### What you have to do
Your task is to give the number of lines below that contain "DISPONÍVEL". Give no other text.

---+---

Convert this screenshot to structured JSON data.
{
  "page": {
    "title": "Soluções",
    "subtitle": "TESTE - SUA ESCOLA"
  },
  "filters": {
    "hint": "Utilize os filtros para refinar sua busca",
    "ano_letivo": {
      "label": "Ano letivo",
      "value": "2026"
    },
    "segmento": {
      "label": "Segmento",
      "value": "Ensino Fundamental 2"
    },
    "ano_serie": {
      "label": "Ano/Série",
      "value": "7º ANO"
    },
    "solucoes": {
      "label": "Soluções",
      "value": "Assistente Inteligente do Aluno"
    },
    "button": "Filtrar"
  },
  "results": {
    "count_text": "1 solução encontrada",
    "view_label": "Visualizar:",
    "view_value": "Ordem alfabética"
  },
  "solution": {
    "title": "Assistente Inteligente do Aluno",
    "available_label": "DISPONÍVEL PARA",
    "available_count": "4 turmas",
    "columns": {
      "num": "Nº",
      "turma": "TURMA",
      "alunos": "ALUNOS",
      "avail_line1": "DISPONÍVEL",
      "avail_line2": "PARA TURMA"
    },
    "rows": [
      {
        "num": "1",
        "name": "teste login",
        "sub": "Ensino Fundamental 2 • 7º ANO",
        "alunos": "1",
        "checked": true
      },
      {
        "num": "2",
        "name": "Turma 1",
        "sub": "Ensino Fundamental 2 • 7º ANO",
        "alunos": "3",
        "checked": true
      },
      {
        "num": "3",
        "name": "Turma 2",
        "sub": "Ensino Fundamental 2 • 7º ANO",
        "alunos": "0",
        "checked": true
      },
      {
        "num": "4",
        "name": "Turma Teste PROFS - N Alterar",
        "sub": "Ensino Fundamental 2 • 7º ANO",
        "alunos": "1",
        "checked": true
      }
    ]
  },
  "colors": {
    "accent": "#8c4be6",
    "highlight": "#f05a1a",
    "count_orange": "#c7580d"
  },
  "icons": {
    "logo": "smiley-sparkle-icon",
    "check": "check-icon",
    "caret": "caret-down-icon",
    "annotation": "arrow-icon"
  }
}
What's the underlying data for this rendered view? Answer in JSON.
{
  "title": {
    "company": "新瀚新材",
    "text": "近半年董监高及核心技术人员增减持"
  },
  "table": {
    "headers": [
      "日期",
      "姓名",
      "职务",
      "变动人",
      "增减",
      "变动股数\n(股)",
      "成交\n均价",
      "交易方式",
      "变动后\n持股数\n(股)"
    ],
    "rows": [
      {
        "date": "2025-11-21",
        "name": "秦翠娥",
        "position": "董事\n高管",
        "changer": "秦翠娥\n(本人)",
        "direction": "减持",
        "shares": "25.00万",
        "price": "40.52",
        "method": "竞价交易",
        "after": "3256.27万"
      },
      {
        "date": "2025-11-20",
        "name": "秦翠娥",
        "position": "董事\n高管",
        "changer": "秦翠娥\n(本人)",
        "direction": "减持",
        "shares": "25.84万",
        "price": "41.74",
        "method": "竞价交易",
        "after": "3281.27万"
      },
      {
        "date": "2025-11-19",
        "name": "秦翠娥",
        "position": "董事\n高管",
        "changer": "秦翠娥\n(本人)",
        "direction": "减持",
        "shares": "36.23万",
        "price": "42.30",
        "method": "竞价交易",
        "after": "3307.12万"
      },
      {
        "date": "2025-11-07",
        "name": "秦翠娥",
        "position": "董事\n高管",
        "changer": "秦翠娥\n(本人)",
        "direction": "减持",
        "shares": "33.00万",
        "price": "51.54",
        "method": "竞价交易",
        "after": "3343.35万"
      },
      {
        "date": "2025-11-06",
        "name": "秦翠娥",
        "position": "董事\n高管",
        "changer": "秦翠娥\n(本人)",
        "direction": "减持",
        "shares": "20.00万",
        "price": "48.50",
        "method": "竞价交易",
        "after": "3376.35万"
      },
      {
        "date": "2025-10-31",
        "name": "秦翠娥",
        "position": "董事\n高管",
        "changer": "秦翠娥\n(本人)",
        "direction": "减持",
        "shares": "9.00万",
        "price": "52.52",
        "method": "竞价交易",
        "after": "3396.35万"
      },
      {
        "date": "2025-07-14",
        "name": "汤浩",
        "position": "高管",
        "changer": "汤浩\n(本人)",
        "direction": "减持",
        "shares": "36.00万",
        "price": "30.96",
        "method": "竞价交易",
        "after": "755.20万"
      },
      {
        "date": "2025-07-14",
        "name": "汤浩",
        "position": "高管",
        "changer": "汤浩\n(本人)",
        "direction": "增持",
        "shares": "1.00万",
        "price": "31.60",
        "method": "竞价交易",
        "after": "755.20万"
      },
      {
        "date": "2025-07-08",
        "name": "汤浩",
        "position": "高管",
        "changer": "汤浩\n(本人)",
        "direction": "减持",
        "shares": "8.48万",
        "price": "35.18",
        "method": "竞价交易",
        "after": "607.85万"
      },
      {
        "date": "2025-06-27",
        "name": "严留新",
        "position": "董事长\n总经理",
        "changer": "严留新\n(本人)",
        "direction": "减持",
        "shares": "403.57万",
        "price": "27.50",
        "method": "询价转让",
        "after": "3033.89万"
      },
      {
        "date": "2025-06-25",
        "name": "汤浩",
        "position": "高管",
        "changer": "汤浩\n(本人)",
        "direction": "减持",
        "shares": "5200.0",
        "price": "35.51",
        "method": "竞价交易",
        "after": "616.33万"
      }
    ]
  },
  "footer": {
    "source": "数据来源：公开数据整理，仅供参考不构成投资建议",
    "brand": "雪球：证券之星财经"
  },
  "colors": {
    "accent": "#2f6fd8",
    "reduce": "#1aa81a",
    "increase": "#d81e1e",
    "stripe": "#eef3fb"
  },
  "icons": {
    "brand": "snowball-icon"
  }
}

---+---

### Output
2